Of the lines in the data below, count the ones holding the string "header", and answer with that number only.

--------------------------------------------------

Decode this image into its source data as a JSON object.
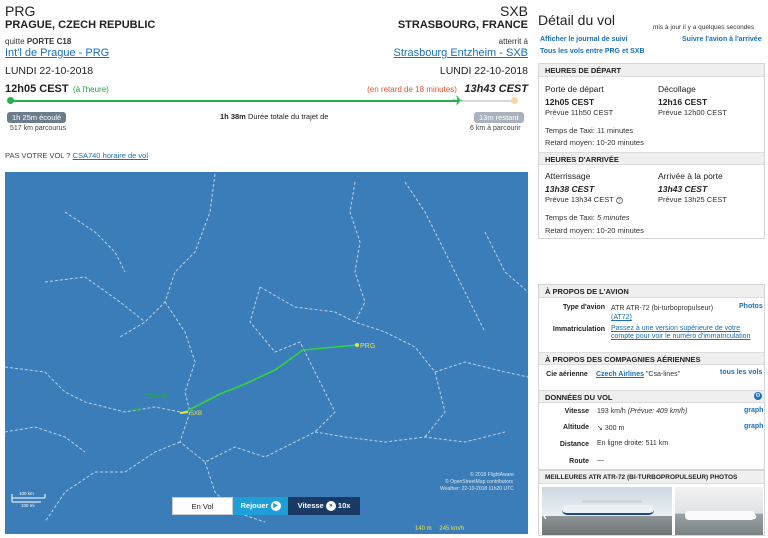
{
  "origin": {
    "code": "PRG",
    "city": "PRAGUE, CZECH REPUBLIC",
    "gate_label": "quitte",
    "gate": "PORTE C18",
    "airport": "Int'l de Prague - PRG",
    "date": "LUNDI 22-10-2018",
    "time": "12h05 CEST",
    "status": "(à l'heure)"
  },
  "destination": {
    "code": "SXB",
    "city": "STRASBOURG, FRANCE",
    "arrive_label": "atterrit à",
    "airport": "Strasbourg Entzheim - SXB",
    "date": "LUNDI 22-10-2018",
    "delay": "(en retard de 18 minutes)",
    "time": "13h43 CEST"
  },
  "progress": {
    "fraction": 0.89,
    "elapsed": "1h 25m écoulé",
    "elapsed_km": "517 km parcourus",
    "total": "1h 38m",
    "total_label": "Durée totale du trajet de",
    "remaining": "13m restant",
    "remaining_km": "6 km à parcourir"
  },
  "not_your_flight": {
    "text": "PAS VOTRE VOL ?",
    "link": "CSA740 horaire de vol"
  },
  "map": {
    "labels": {
      "prg": "PRG",
      "sxb": "SXB",
      "csa": "CSA740",
      "csa2": "SXB"
    },
    "attribution": [
      "© 2018 FlightAware",
      "© OpenStreetMap contributors",
      "Weather: 22-10-2018 11h20 UTC"
    ],
    "scale_km": "100 km",
    "scale_mi": "100 mi",
    "controls": {
      "en_vol": "En Vol",
      "rejouer": "Rejouer",
      "vitesse": "Vitesse",
      "speed": "10x"
    },
    "bottom_stats": [
      "140 m",
      "245 km/h"
    ]
  },
  "detail": {
    "title": "Détail du vol",
    "updated": "mis à jour il y a quelques secondes",
    "journal_link": "Afficher le journal de suivi",
    "follow_link": "Suivre l'avion à l'arrivée",
    "all_flights_link": "Tous les vols entre PRG et SXB"
  },
  "departure": {
    "header": "HEURES DE DÉPART",
    "gate_label": "Porte de départ",
    "gate_time": "12h05 CEST",
    "gate_planned": "Prévue 11h50 CEST",
    "takeoff_label": "Décollage",
    "takeoff_time": "12h16 CEST",
    "takeoff_planned": "Prévue 12h00 CEST",
    "taxi_label": "Temps de Taxi:",
    "taxi_value": "11 minutes",
    "delay_label": "Retard moyen:",
    "delay_value": "10-20 minutes"
  },
  "arrival": {
    "header": "HEURES D'ARRIVÉE",
    "landing_label": "Atterrissage",
    "landing_time": "13h38 CEST",
    "landing_planned": "Prévue 13h34 CEST",
    "gate_label": "Arrivée à la porte",
    "gate_time": "13h43 CEST",
    "gate_planned": "Prévue 13h25 CEST",
    "taxi_label": "Temps de Taxi:",
    "taxi_value": "5 minutes",
    "delay_label": "Retard moyen:",
    "delay_value": "10-20 minutes"
  },
  "aircraft": {
    "header": "À PROPOS DE L'AVION",
    "type_label": "Type d'avion",
    "type_value": "ATR ATR-72 (bi-turbopropulseur)",
    "type_code": "(AT72)",
    "photos_link": "Photos",
    "reg_label": "Immatriculation",
    "reg_value": "Passez à une version supérieure de votre compte pour voir le numéro d'immatriculation"
  },
  "airline": {
    "header": "À PROPOS DES COMPAGNIES AÉRIENNES",
    "label": "Cie aérienne",
    "name": "Czech Airlines",
    "callsign": "\"Csa-lines\"",
    "all_link": "tous les vols"
  },
  "flight_data": {
    "header": "DONNÉES DU VOL",
    "speed_label": "Vitesse",
    "speed_value": "193 km/h",
    "speed_planned": "(Prévue: 409 km/h)",
    "graph1": "graph",
    "alt_label": "Altitude",
    "alt_value": "300 m",
    "graph2": "graph",
    "dist_label": "Distance",
    "dist_value": "En ligne droite: 511 km",
    "route_label": "Route",
    "route_value": "—"
  },
  "photos": {
    "header": "MEILLEURES ATR ATR-72 (BI-TURBOPROPULSEUR) PHOTOS"
  },
  "colors": {
    "accent_blue": "#1a6fb8",
    "route_green": "#22b14c",
    "map_blue": "#3b7db9",
    "delay_red": "#e2532b"
  }
}
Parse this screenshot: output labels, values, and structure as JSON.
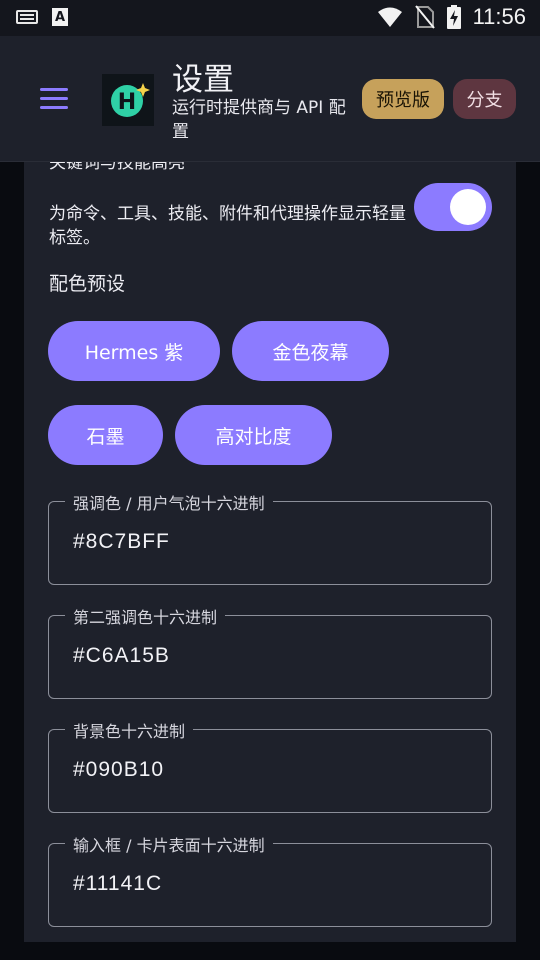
{
  "status_bar": {
    "time": "11:56",
    "left_icons": [
      "keyboard-icon",
      "accessibility-a-icon"
    ],
    "right_icons": [
      "wifi-icon",
      "no-sim-icon",
      "battery-charging-icon"
    ]
  },
  "app_bar": {
    "title": "设置",
    "subtitle": "运行时提供商与 API 配置",
    "preview_chip": "预览版",
    "branch_chip": "分支",
    "logo_letter": "H"
  },
  "highlight": {
    "title_cut": "关键词与技能高亮",
    "description": "为命令、工具、技能、附件和代理操作显示轻量标签。",
    "toggle_on": true
  },
  "presets": {
    "label": "配色预设",
    "items": [
      "Hermes 紫",
      "金色夜幕",
      "石墨",
      "高对比度"
    ]
  },
  "fields": [
    {
      "label": "强调色 / 用户气泡十六进制",
      "value": "#8C7BFF"
    },
    {
      "label": "第二强调色十六进制",
      "value": "#C6A15B"
    },
    {
      "label": "背景色十六进制",
      "value": "#090B10"
    },
    {
      "label": "输入框 / 卡片表面十六进制",
      "value": "#11141C"
    }
  ],
  "colors": {
    "accent": "#8C7BFF",
    "secondary": "#C6A15B",
    "background": "#090B10",
    "surface": "#11141C"
  }
}
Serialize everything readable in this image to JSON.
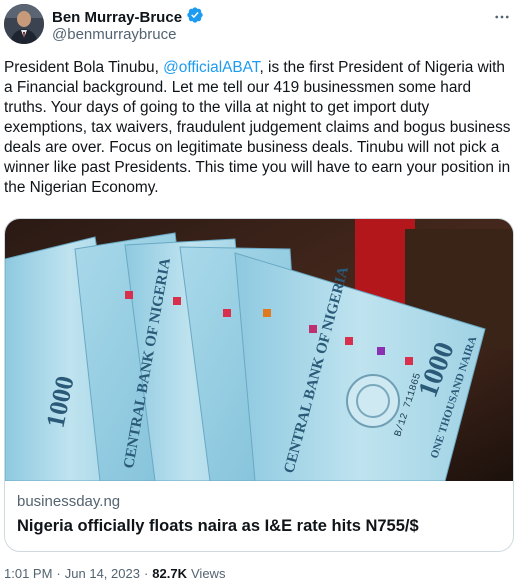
{
  "author": {
    "display_name": "Ben Murray-Bruce",
    "handle": "@benmurraybruce"
  },
  "tweet": {
    "text_before_mention": "President Bola Tinubu, ",
    "mention": "@officialABAT",
    "text_after_mention": ", is the first President of Nigeria with a Financial background. Let me tell our 419 businessmen some hard truths. Your days of going to the villa at night to get import duty exemptions, tax waivers, fraudulent judgement claims and bogus business deals are over. Focus on legitimate business deals. Tinubu will not pick a winner like past Presidents. This time you will have to earn your position in the Nigerian Economy."
  },
  "card": {
    "domain": "businessday.ng",
    "title": "Nigeria officially floats naira as I&E rate hits N755/$",
    "image_text": {
      "denomination": "1000",
      "bank_name": "CENTRAL BANK OF NIGERIA",
      "currency_words": "ONE THOUSAND NAIRA",
      "serial": "B/12 711865"
    }
  },
  "meta": {
    "time": "1:01 PM",
    "separator": "·",
    "date": "Jun 14, 2023",
    "views_count": "82.7K",
    "views_label": "Views"
  },
  "icons": {
    "verified": "verified-badge-icon",
    "more": "more-options-icon"
  },
  "colors": {
    "accent": "#1d9bf0",
    "text": "#0f1419",
    "secondary": "#536471",
    "border": "#cfd9de"
  }
}
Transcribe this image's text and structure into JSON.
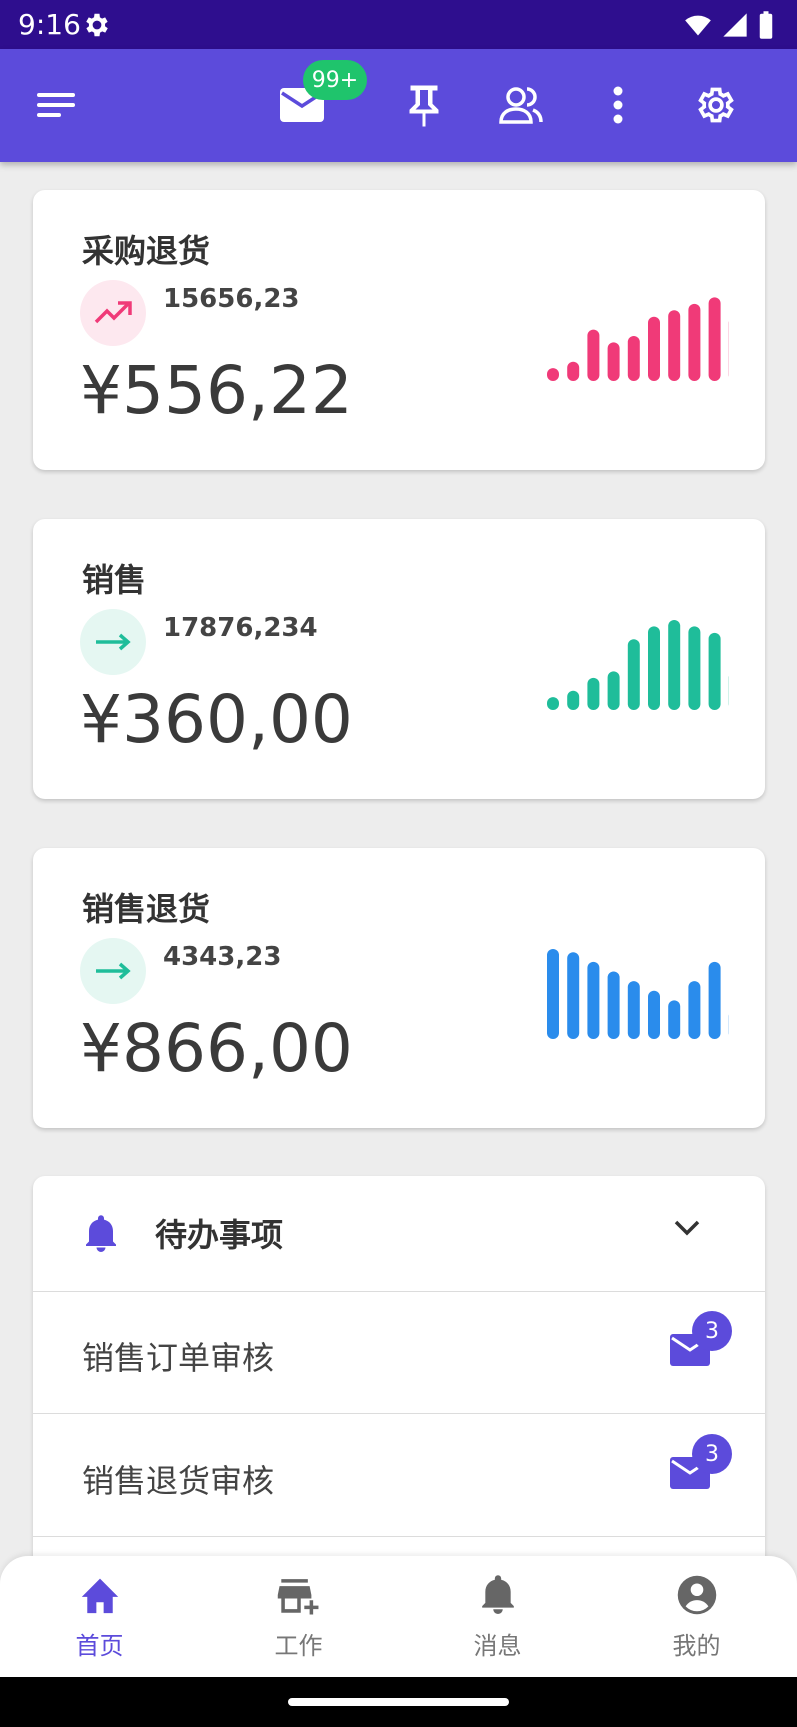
{
  "status_bar": {
    "time": "9:16"
  },
  "app_bar": {
    "mail_badge": "99+"
  },
  "cards": [
    {
      "title": "采购退货",
      "sub_value": "15656,23",
      "amount": "¥556,22",
      "trend": "up",
      "color": "#f03a78",
      "bg": "#fde8ef",
      "bars": [
        2,
        3,
        8,
        6,
        7,
        10,
        11,
        12,
        13,
        10
      ]
    },
    {
      "title": "销售",
      "sub_value": "17876,234",
      "amount": "¥360,00",
      "trend": "flat",
      "color": "#1fbd9a",
      "bg": "#e5f7f2",
      "bars": [
        2,
        3,
        5,
        6,
        11,
        13,
        14,
        13,
        12,
        6
      ]
    },
    {
      "title": "销售退货",
      "sub_value": "4343,23",
      "amount": "¥866,00",
      "trend": "flat",
      "color": "#2a8cec",
      "bg": "#e5f7f2",
      "trend_color": "#1fbd9a",
      "bars": [
        14,
        13.5,
        12,
        10.5,
        9,
        7.5,
        6,
        9,
        12,
        4.5
      ]
    }
  ],
  "todo": {
    "header": "待办事项",
    "items": [
      {
        "label": "销售订单审核",
        "count": "3"
      },
      {
        "label": "销售退货审核",
        "count": "3"
      }
    ]
  },
  "bottom_nav": [
    {
      "label": "首页",
      "icon": "home-icon",
      "active": true
    },
    {
      "label": "工作",
      "icon": "store-add-icon",
      "active": false
    },
    {
      "label": "消息",
      "icon": "bell-icon",
      "active": false
    },
    {
      "label": "我的",
      "icon": "account-icon",
      "active": false
    }
  ],
  "colors": {
    "primary": "#5c4bdb",
    "status_bar": "#2e0e8e",
    "badge_green": "#1fc46c"
  }
}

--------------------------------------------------

• [ANSWER SPACE] 7